## [Exercise description]
From the records below, copy each line that has the word "value" in it.

App and web page records:
**********

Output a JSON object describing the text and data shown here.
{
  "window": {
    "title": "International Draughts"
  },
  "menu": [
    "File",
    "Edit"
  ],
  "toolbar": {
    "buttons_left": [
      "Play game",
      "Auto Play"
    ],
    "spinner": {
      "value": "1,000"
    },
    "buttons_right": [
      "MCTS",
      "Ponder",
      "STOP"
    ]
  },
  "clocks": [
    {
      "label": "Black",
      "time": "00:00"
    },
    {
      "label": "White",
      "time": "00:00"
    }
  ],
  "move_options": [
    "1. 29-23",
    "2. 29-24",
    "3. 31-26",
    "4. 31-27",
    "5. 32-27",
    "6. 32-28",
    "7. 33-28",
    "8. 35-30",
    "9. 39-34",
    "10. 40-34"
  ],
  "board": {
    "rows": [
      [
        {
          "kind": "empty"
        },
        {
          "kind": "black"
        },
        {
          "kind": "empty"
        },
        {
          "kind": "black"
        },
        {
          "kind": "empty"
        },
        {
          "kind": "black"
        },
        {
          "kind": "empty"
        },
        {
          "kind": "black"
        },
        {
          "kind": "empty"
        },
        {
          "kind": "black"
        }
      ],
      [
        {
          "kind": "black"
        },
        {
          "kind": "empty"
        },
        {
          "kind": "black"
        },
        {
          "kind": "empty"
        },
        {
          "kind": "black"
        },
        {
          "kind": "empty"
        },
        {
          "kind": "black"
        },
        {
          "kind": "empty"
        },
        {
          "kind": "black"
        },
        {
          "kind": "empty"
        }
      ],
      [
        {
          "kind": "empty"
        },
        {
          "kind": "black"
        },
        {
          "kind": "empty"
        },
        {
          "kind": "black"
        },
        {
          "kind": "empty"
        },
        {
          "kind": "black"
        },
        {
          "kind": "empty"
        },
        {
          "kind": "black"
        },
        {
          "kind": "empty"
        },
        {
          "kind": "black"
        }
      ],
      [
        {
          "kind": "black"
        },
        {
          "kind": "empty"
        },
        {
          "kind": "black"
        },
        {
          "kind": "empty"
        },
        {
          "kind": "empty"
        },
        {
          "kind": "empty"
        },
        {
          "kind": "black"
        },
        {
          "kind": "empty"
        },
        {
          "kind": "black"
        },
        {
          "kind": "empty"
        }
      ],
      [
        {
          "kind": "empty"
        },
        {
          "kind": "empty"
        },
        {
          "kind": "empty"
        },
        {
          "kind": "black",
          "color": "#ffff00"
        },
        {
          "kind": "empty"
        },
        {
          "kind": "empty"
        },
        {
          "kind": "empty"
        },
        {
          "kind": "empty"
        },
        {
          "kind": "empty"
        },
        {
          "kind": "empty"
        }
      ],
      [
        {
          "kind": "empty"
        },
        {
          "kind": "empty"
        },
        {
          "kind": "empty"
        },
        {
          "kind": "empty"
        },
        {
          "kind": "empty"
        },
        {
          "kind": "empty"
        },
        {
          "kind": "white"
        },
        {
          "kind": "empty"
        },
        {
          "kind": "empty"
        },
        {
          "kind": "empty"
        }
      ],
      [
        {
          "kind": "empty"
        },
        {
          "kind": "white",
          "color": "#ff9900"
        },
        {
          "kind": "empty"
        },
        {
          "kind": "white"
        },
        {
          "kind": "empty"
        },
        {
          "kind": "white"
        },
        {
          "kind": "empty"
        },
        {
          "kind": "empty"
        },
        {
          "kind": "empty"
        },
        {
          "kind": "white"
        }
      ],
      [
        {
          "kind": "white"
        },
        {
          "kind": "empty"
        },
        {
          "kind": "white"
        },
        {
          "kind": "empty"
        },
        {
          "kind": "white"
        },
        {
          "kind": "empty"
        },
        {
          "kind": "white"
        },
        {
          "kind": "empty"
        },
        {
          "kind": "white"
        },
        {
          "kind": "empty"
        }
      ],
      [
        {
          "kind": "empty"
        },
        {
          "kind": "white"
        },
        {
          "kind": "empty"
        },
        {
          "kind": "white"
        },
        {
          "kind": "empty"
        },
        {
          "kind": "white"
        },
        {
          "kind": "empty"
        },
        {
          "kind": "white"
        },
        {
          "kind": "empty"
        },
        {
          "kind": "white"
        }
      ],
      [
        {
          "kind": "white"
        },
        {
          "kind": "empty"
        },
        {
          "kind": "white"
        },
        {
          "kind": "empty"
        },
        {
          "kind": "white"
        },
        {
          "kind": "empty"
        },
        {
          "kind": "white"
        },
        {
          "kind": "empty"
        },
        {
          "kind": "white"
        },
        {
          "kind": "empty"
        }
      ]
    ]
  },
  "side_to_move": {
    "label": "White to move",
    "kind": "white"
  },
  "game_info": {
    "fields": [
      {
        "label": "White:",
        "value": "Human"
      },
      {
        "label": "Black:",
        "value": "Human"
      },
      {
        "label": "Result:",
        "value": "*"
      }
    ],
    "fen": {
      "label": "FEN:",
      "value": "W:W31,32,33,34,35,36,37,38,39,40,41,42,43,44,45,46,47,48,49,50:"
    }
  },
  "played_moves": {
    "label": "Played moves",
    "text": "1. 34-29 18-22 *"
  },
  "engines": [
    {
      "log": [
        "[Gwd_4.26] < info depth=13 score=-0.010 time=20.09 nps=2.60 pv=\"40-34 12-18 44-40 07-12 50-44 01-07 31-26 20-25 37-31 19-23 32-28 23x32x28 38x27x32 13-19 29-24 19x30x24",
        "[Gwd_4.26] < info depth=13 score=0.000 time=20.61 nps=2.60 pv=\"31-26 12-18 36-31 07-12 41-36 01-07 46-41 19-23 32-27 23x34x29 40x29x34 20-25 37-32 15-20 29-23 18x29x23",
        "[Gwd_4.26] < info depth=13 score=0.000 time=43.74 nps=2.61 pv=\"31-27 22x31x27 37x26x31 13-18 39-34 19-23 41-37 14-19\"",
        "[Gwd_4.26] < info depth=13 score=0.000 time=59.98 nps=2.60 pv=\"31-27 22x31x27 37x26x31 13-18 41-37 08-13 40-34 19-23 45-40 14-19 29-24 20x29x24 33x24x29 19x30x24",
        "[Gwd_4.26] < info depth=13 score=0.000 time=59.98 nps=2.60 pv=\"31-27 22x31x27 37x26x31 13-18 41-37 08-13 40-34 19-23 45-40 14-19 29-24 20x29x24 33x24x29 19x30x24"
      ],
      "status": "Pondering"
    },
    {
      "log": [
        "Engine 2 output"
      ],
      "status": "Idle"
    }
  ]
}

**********

## [Answer to this exercise]
      "value": "1,000"
        "value": "Human"
        "value": "Human"
        "value": "*"
      "value": "W:W31,32,33,34,35,36,37,38,39,40,41,42,43,44,45,46,47,48,49,50:"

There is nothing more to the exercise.